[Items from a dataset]
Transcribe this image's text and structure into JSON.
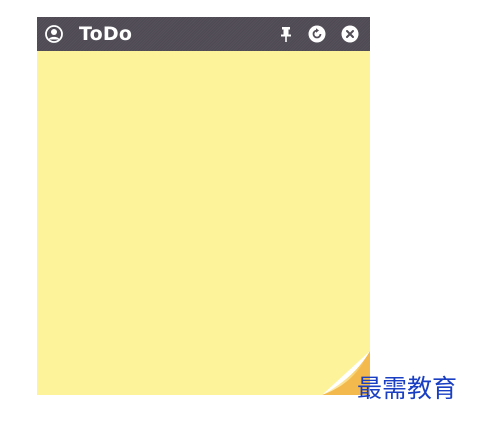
{
  "window": {
    "title": "ToDo"
  },
  "titlebar": {
    "icons": [
      "user-icon",
      "pin-icon",
      "refresh-icon",
      "close-icon"
    ]
  },
  "note": {
    "content": ""
  },
  "watermark": {
    "text": "最需教育"
  },
  "colors": {
    "titlebar": "#524d57",
    "note_background": "#fdf39a",
    "curl": "#f5c35a",
    "watermark": "#1a3fc2"
  }
}
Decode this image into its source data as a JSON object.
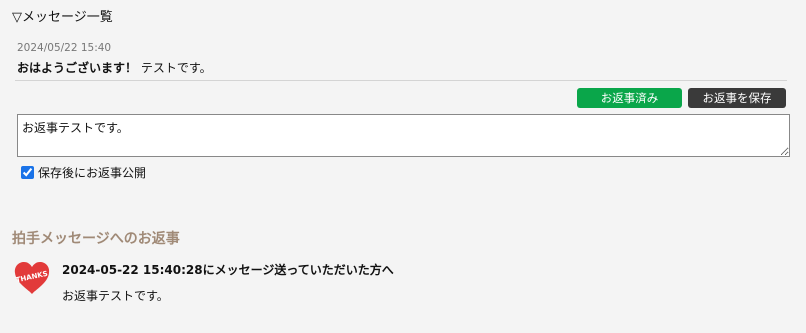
{
  "messages_section": {
    "toggle_label": "▽メッセージ一覧",
    "message": {
      "date": "2024/05/22 15:40",
      "greeting": "おはようございます！",
      "text": "テストです。"
    },
    "buttons": {
      "replied_label": "お返事済み",
      "save_label": "お返事を保存"
    },
    "reply_value": "お返事テストです。",
    "publish_checkbox": {
      "label": "保存後にお返事公開",
      "checked": true
    }
  },
  "reply_section": {
    "heading": "拍手メッセージへのお返事",
    "icon_text": "THANKS",
    "entry": {
      "title": "2024-05-22 15:40:28にメッセージ送っていただいた方へ",
      "body": "お返事テストです。"
    }
  },
  "colors": {
    "replied_button": "#0aa64a",
    "save_button": "#3a3a3a",
    "heading": "#a08a77",
    "heart": "#e23a3a"
  }
}
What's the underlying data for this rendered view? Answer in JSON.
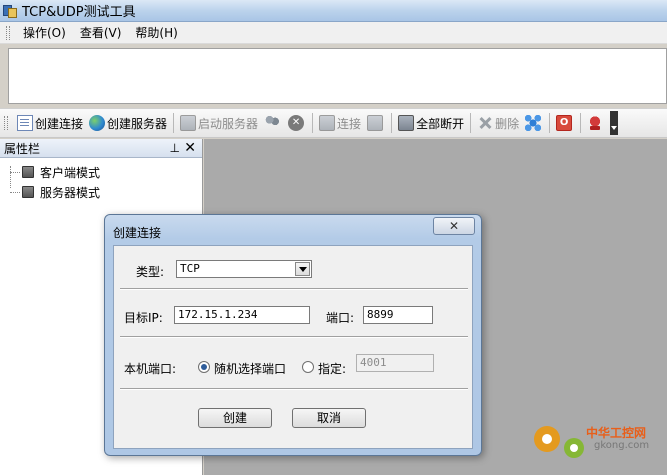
{
  "window": {
    "title": "TCP&UDP测试工具"
  },
  "menu": {
    "items": [
      "操作(O)",
      "查看(V)",
      "帮助(H)"
    ]
  },
  "toolbar": {
    "create_connection": "创建连接",
    "create_server": "创建服务器",
    "start_server": "启动服务器",
    "connect": "连接",
    "disconnect_all": "全部断开",
    "delete": "删除"
  },
  "panel": {
    "title": "属性栏",
    "pin_icon": "⊥",
    "close_icon": "✕",
    "tree": [
      "客户端模式",
      "服务器模式"
    ]
  },
  "dialog": {
    "title": "创建连接",
    "close_label": "✕",
    "type_label": "类型:",
    "type_value": "TCP",
    "target_ip_label": "目标IP:",
    "target_ip_value": "172.15.1.234",
    "port_label": "端口:",
    "port_value": "8899",
    "local_port_label": "本机端口:",
    "random_port_label": "随机选择端口",
    "specify_label": "指定:",
    "specify_value": "4001",
    "create_button": "创建",
    "cancel_button": "取消"
  },
  "watermark": {
    "cn": "中华工控网",
    "en": "gkong.com"
  },
  "colors": {
    "workarea": "#aaaaaa",
    "dialog_frame": "#aec7e5",
    "accent": "#2e5c9a"
  }
}
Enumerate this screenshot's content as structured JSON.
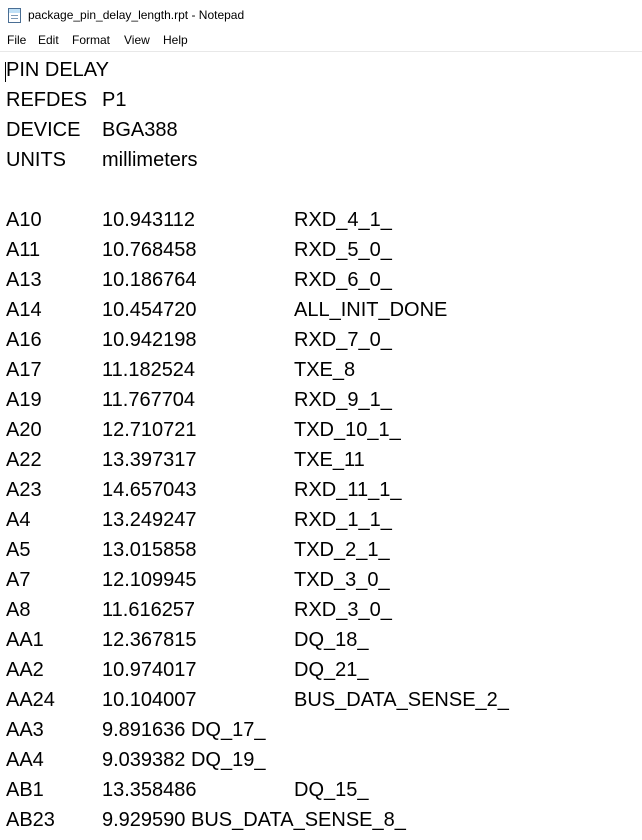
{
  "window": {
    "title": "package_pin_delay_length.rpt - Notepad"
  },
  "menu": {
    "items": [
      "File",
      "Edit",
      "Format",
      "View",
      "Help"
    ]
  },
  "document": {
    "header": [
      {
        "col1": "PIN DELAY",
        "col2": ""
      },
      {
        "col1": "REFDES",
        "col2": "P1"
      },
      {
        "col1": "DEVICE",
        "col2": "BGA388"
      },
      {
        "col1": "UNITS",
        "col2": "millimeters"
      }
    ],
    "rows": [
      {
        "pin": "A10",
        "delay": "10.943112",
        "net": "RXD_4_1_"
      },
      {
        "pin": "A11",
        "delay": "10.768458",
        "net": "RXD_5_0_"
      },
      {
        "pin": "A13",
        "delay": "10.186764",
        "net": "RXD_6_0_"
      },
      {
        "pin": "A14",
        "delay": "10.454720",
        "net": "ALL_INIT_DONE"
      },
      {
        "pin": "A16",
        "delay": "10.942198",
        "net": "RXD_7_0_"
      },
      {
        "pin": "A17",
        "delay": "11.182524",
        "net": "TXE_8"
      },
      {
        "pin": "A19",
        "delay": "11.767704",
        "net": "RXD_9_1_"
      },
      {
        "pin": "A20",
        "delay": "12.710721",
        "net": "TXD_10_1_"
      },
      {
        "pin": "A22",
        "delay": "13.397317",
        "net": "TXE_11"
      },
      {
        "pin": "A23",
        "delay": "14.657043",
        "net": "RXD_11_1_"
      },
      {
        "pin": "A4",
        "delay": "13.249247",
        "net": "RXD_1_1_"
      },
      {
        "pin": "A5",
        "delay": "13.015858",
        "net": "TXD_2_1_"
      },
      {
        "pin": "A7",
        "delay": "12.109945",
        "net": "TXD_3_0_"
      },
      {
        "pin": "A8",
        "delay": "11.616257",
        "net": "RXD_3_0_"
      },
      {
        "pin": "AA1",
        "delay": "12.367815",
        "net": "DQ_18_"
      },
      {
        "pin": "AA2",
        "delay": "10.974017",
        "net": "DQ_21_"
      },
      {
        "pin": "AA24",
        "delay": "10.104007",
        "net": "BUS_DATA_SENSE_2_"
      },
      {
        "pin": "AA3",
        "delay": "9.891636 DQ_17_",
        "net": ""
      },
      {
        "pin": "AA4",
        "delay": "9.039382 DQ_19_",
        "net": ""
      },
      {
        "pin": "AB1",
        "delay": "13.358486",
        "net": "DQ_15_"
      },
      {
        "pin": "AB23",
        "delay": "9.929590 BUS_DATA_SENSE_8_",
        "net": ""
      }
    ]
  }
}
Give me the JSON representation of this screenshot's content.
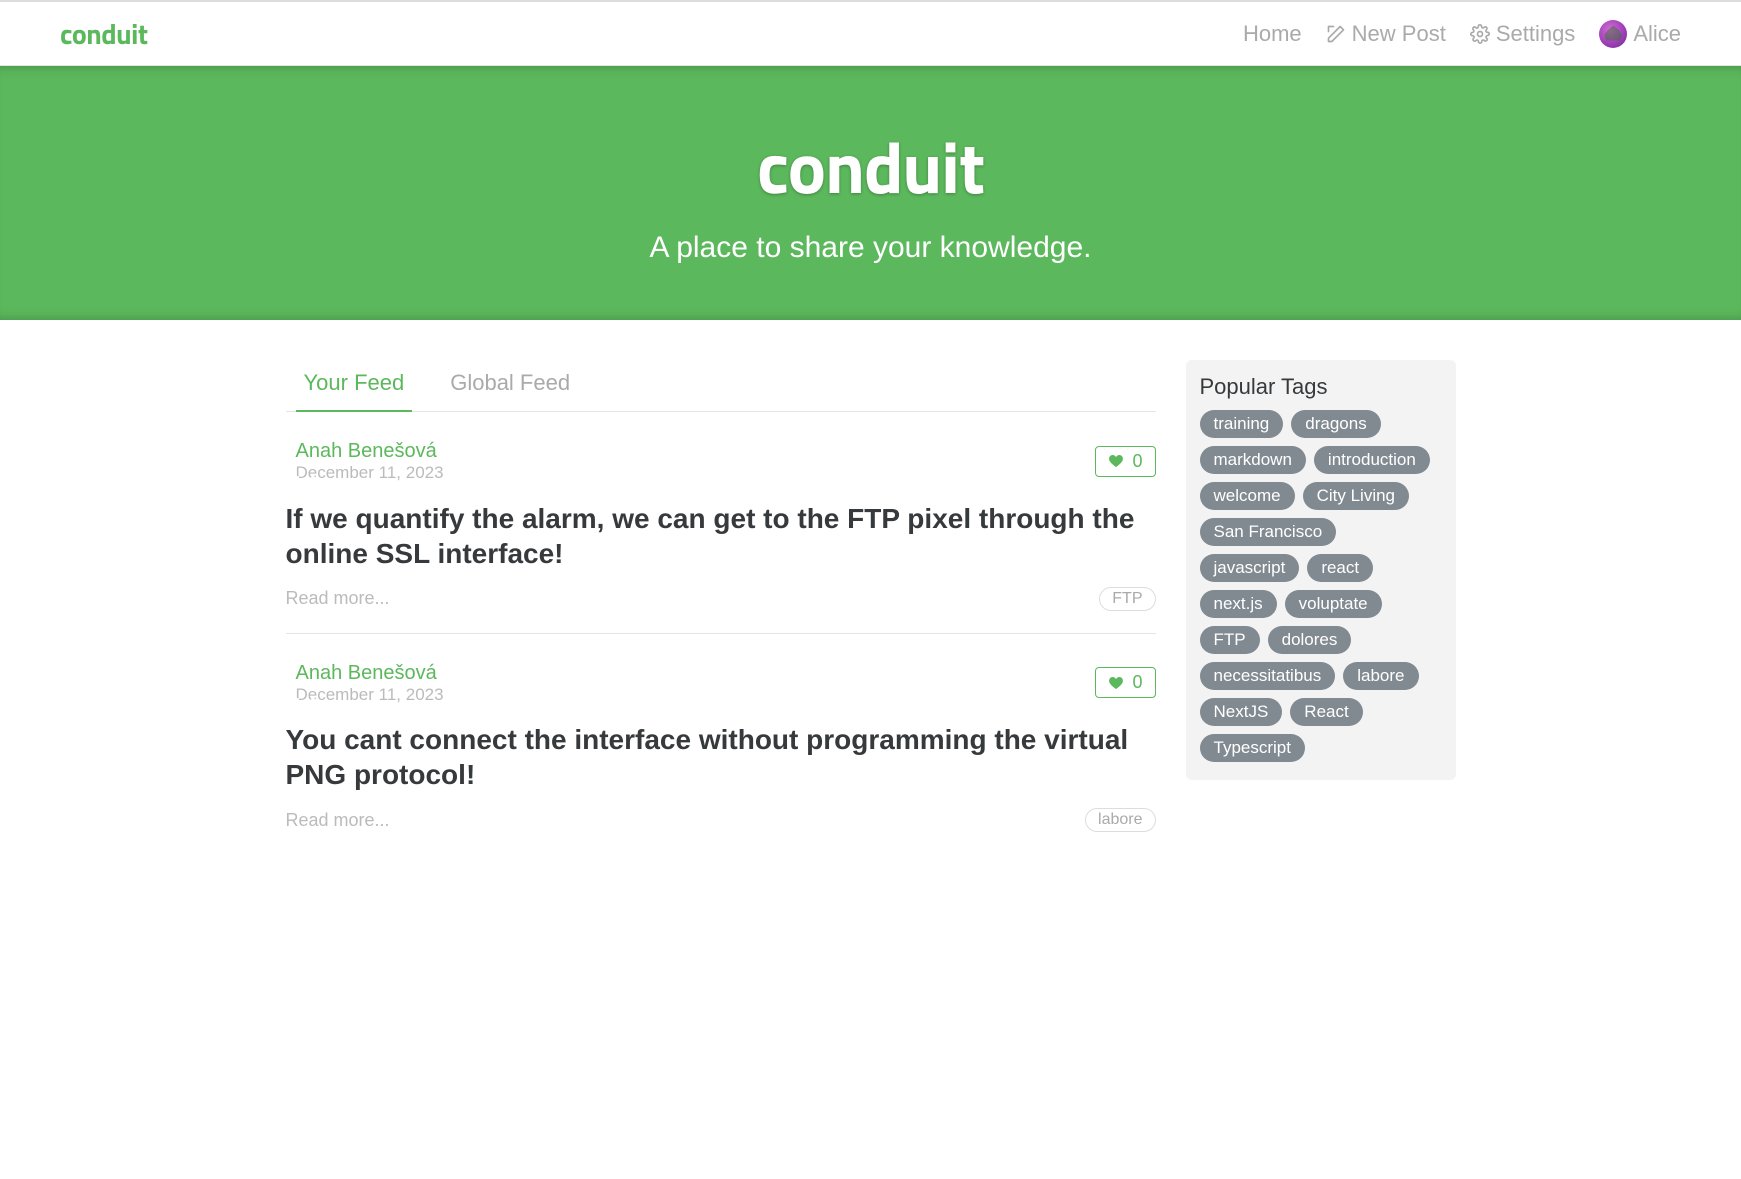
{
  "nav": {
    "brand": "conduit",
    "home": "Home",
    "newPost": "New Post",
    "settings": "Settings",
    "user": "Alice"
  },
  "banner": {
    "title": "conduit",
    "subtitle": "A place to share your knowledge."
  },
  "tabs": {
    "yourFeed": "Your Feed",
    "globalFeed": "Global Feed"
  },
  "articles": [
    {
      "author": "Anah Benešová",
      "date": "December 11, 2023",
      "likes": "0",
      "title": "If we quantify the alarm, we can get to the FTP pixel through the online SSL interface!",
      "readMore": "Read more...",
      "tags": [
        "FTP"
      ]
    },
    {
      "author": "Anah Benešová",
      "date": "December 11, 2023",
      "likes": "0",
      "title": "You cant connect the interface without programming the virtual PNG protocol!",
      "readMore": "Read more...",
      "tags": [
        "labore"
      ]
    }
  ],
  "sidebar": {
    "title": "Popular Tags",
    "tags": [
      "training",
      "dragons",
      "markdown",
      "introduction",
      "welcome",
      "City Living",
      "San Francisco",
      "javascript",
      "react",
      "next.js",
      "voluptate",
      "FTP",
      "dolores",
      "necessitatibus",
      "labore",
      "NextJS",
      "React",
      "Typescript"
    ]
  }
}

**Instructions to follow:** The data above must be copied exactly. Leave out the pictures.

**Reply:**
Transcribe this image's text and structure into JSON.
{
  "window": {
    "title": "ToDo"
  },
  "titlebar": {
    "icons": [
      "user-icon",
      "pin-icon",
      "refresh-icon",
      "close-icon"
    ]
  },
  "note": {
    "content": ""
  },
  "watermark": {
    "text": "最需教育"
  },
  "colors": {
    "titlebar": "#524d57",
    "note_background": "#fdf39a",
    "curl": "#f5c35a",
    "watermark": "#1a3fc2"
  }
}
Decode this image into its source data as a JSON object.
{
  "messages_section": {
    "toggle_label": "▽メッセージ一覧",
    "message": {
      "date": "2024/05/22 15:40",
      "greeting": "おはようございます！",
      "text": "テストです。"
    },
    "buttons": {
      "replied_label": "お返事済み",
      "save_label": "お返事を保存"
    },
    "reply_value": "お返事テストです。",
    "publish_checkbox": {
      "label": "保存後にお返事公開",
      "checked": true
    }
  },
  "reply_section": {
    "heading": "拍手メッセージへのお返事",
    "icon_text": "THANKS",
    "entry": {
      "title": "2024-05-22 15:40:28にメッセージ送っていただいた方へ",
      "body": "お返事テストです。"
    }
  },
  "colors": {
    "replied_button": "#0aa64a",
    "save_button": "#3a3a3a",
    "heading": "#a08a77",
    "heart": "#e23a3a"
  }
}
What's the underlying data for this rendered view? Answer in JSON.
{
  "window": {
    "title": "TCP&UDP测试工具"
  },
  "menu": {
    "items": [
      "操作(O)",
      "查看(V)",
      "帮助(H)"
    ]
  },
  "toolbar": {
    "create_connection": "创建连接",
    "create_server": "创建服务器",
    "start_server": "启动服务器",
    "connect": "连接",
    "disconnect_all": "全部断开",
    "delete": "删除"
  },
  "panel": {
    "title": "属性栏",
    "pin_icon": "⊥",
    "close_icon": "✕",
    "tree": [
      "客户端模式",
      "服务器模式"
    ]
  },
  "dialog": {
    "title": "创建连接",
    "close_label": "✕",
    "type_label": "类型:",
    "type_value": "TCP",
    "target_ip_label": "目标IP:",
    "target_ip_value": "172.15.1.234",
    "port_label": "端口:",
    "port_value": "8899",
    "local_port_label": "本机端口:",
    "random_port_label": "随机选择端口",
    "specify_label": "指定:",
    "specify_value": "4001",
    "create_button": "创建",
    "cancel_button": "取消"
  },
  "watermark": {
    "cn": "中华工控网",
    "en": "gkong.com"
  },
  "colors": {
    "workarea": "#aaaaaa",
    "dialog_frame": "#aec7e5",
    "accent": "#2e5c9a"
  }
}
Enumerate this screenshot's content as structured JSON.
{
  "window": {
    "title": "package_pin_delay_length.rpt - Notepad"
  },
  "menu": {
    "items": [
      "File",
      "Edit",
      "Format",
      "View",
      "Help"
    ]
  },
  "document": {
    "header": [
      {
        "col1": "PIN DELAY",
        "col2": ""
      },
      {
        "col1": "REFDES",
        "col2": "P1"
      },
      {
        "col1": "DEVICE",
        "col2": "BGA388"
      },
      {
        "col1": "UNITS",
        "col2": "millimeters"
      }
    ],
    "rows": [
      {
        "pin": "A10",
        "delay": "10.943112",
        "net": "RXD_4_1_"
      },
      {
        "pin": "A11",
        "delay": "10.768458",
        "net": "RXD_5_0_"
      },
      {
        "pin": "A13",
        "delay": "10.186764",
        "net": "RXD_6_0_"
      },
      {
        "pin": "A14",
        "delay": "10.454720",
        "net": "ALL_INIT_DONE"
      },
      {
        "pin": "A16",
        "delay": "10.942198",
        "net": "RXD_7_0_"
      },
      {
        "pin": "A17",
        "delay": "11.182524",
        "net": "TXE_8"
      },
      {
        "pin": "A19",
        "delay": "11.767704",
        "net": "RXD_9_1_"
      },
      {
        "pin": "A20",
        "delay": "12.710721",
        "net": "TXD_10_1_"
      },
      {
        "pin": "A22",
        "delay": "13.397317",
        "net": "TXE_11"
      },
      {
        "pin": "A23",
        "delay": "14.657043",
        "net": "RXD_11_1_"
      },
      {
        "pin": "A4",
        "delay": "13.249247",
        "net": "RXD_1_1_"
      },
      {
        "pin": "A5",
        "delay": "13.015858",
        "net": "TXD_2_1_"
      },
      {
        "pin": "A7",
        "delay": "12.109945",
        "net": "TXD_3_0_"
      },
      {
        "pin": "A8",
        "delay": "11.616257",
        "net": "RXD_3_0_"
      },
      {
        "pin": "AA1",
        "delay": "12.367815",
        "net": "DQ_18_"
      },
      {
        "pin": "AA2",
        "delay": "10.974017",
        "net": "DQ_21_"
      },
      {
        "pin": "AA24",
        "delay": "10.104007",
        "net": "BUS_DATA_SENSE_2_"
      },
      {
        "pin": "AA3",
        "delay": "9.891636 DQ_17_",
        "net": ""
      },
      {
        "pin": "AA4",
        "delay": "9.039382 DQ_19_",
        "net": ""
      },
      {
        "pin": "AB1",
        "delay": "13.358486",
        "net": "DQ_15_"
      },
      {
        "pin": "AB23",
        "delay": "9.929590 BUS_DATA_SENSE_8_",
        "net": ""
      }
    ]
  }
}
Give me the JSON representation of this screenshot's content.
{
  "nav": {
    "brand": "conduit",
    "home": "Home",
    "newPost": "New Post",
    "settings": "Settings",
    "user": "Alice"
  },
  "banner": {
    "title": "conduit",
    "subtitle": "A place to share your knowledge."
  },
  "tabs": {
    "yourFeed": "Your Feed",
    "globalFeed": "Global Feed"
  },
  "articles": [
    {
      "author": "Anah Benešová",
      "date": "December 11, 2023",
      "likes": "0",
      "title": "If we quantify the alarm, we can get to the FTP pixel through the online SSL interface!",
      "readMore": "Read more...",
      "tags": [
        "FTP"
      ]
    },
    {
      "author": "Anah Benešová",
      "date": "December 11, 2023",
      "likes": "0",
      "title": "You cant connect the interface without programming the virtual PNG protocol!",
      "readMore": "Read more...",
      "tags": [
        "labore"
      ]
    }
  ],
  "sidebar": {
    "title": "Popular Tags",
    "tags": [
      "training",
      "dragons",
      "markdown",
      "introduction",
      "welcome",
      "City Living",
      "San Francisco",
      "javascript",
      "react",
      "next.js",
      "voluptate",
      "FTP",
      "dolores",
      "necessitatibus",
      "labore",
      "NextJS",
      "React",
      "Typescript"
    ]
  }
}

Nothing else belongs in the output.